Voice Disorders

Vocal cords, also called vocal folds, make it possible for you to talk, sing, and make other sounds. The quality of the voice is affected when vocal cords do not work properly. Voice disorders result in hoarseness, breathiness, roughness, harshness, weakness or a "scratchy" voice. 

Patients can be seen by Texas Children's experts in Ear Nose and Throat (Otolaryngology) and Speech, Language and Learning.

Causes & Risk Factors

Voice disorders are often the result of straining your vocal cords, but can also be caused by injury, disease and other factors.

Causes include:

  • Head and neck injuries
  • Tumors
  • Disease
  • Surgery
  • Stroke
  • Vocal cord nodules and polyps
  • Damage to the vagus nerve
  • Allergies
  • Smoking
  • Tense muscles
  • Overuse (such as too much singing)
  • Talking loudly
  • Paradoxical vocal fold movement (also known as vocal cord dysfunction)
  • Vocal cord paralysis

Cause of vocal cord paralysis:

  • Damage to one of the branches of the vagus nerve. The vagus nerve runs from the brainstem to the larynx (voice box) and controls vocal cord movement.

Cause of paradoxical vocal fold movement (also known as vocal cord dysfunction):

  • Vocal cords close when they should open, affecting ability to talk
  • Can be mistaken for asthma

Symptoms & Types

Symptoms and Types include:

  • Hoarseness
  • Breathiness
  • "Rough" voice
  • "Scratchy" voice
  • Weak voice
  • Shooting pain from ear to ear
  • A "lump in the throat" sensation
  • Neck pain
  • Decreased pitch range
  • Voice fatigue
  • Inability to speak loudly
  • Wheezing
  • Difficulty breathing

Vocal cord problems can be triggered by:

  • Acid reflux
  • Post-nasal drip
  • Upper respiratory infection (cold)
  • Exercise
  • Strong odors or fumes
  • Strong emotions and stress

Diagnosis & Tests

It is important to know what causes your child's voice disorder. Do not begin a voice therapy program until your child has had a medical evaluation. An ear, nose, and throat doctor (otolaryngologist) can identify structural changes that might be the cause of the problem.

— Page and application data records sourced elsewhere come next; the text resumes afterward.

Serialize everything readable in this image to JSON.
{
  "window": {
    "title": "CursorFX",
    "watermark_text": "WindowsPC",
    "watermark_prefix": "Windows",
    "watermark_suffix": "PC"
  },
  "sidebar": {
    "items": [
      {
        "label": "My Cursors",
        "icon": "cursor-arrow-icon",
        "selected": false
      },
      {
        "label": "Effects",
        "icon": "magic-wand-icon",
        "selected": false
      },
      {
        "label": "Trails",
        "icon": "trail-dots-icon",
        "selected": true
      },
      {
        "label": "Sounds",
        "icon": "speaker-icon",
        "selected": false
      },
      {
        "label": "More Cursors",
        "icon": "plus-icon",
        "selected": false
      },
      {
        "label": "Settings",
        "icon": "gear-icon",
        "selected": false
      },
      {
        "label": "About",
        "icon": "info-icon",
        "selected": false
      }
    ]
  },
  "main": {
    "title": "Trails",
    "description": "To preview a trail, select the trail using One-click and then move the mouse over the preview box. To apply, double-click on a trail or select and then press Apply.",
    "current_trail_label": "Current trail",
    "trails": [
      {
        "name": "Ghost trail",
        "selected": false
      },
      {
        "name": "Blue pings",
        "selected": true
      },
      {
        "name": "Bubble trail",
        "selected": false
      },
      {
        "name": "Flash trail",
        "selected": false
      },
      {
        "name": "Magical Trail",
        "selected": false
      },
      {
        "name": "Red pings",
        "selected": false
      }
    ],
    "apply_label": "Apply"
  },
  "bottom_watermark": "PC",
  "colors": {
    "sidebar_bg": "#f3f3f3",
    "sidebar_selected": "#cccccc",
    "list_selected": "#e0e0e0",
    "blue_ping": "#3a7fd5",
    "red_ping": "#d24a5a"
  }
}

Treatment may also include an appointment with a speech-language specialist.

Diagnosis is made by:

  • Evaluating vocal quality, pitch, loudness, and ability to sustain voicing
  • Inserting a thin flexible tube with a light on the end (endoscope) into the mouth or nose to look at the vocal folds and larynx (voice box)

Treatment & Care

Voice disorders may be treated medically, surgically,  behaviorally or through a combination of treatments.

Medical treatments:

  • Treating allergies, acid reflux, and thyroid problems should reduce their impact on the vocal cords.

Surgical treatments for paralyzed vocal cords:

  • Injection of a substance to increase size of the vocal cord
  • Restore function (reinnervation) of the damaged nerve

Behavioral treatments:

  • Voice therapy that teaches how to properly treat your voice, reduce vocal misuse, and direct voice treatment to alter pitch, loudness or breath support.

Living & Managing

Voice disorders impact a child's quality of life. Having a voice disorder may make it difficult for others to understand your child.

You can help your child cope through rewards and reminders.

  • Use positive language to develop good voice behavior, such as "nice talking" or "that was a lovely gentle voice" when your child makes an effort to talk at a moderate level.
  • Reward the good behavior and don't punish the bad behavior. Gently correct your child when his voice becomes too loud. Give your child a reward when he or she speaks properly.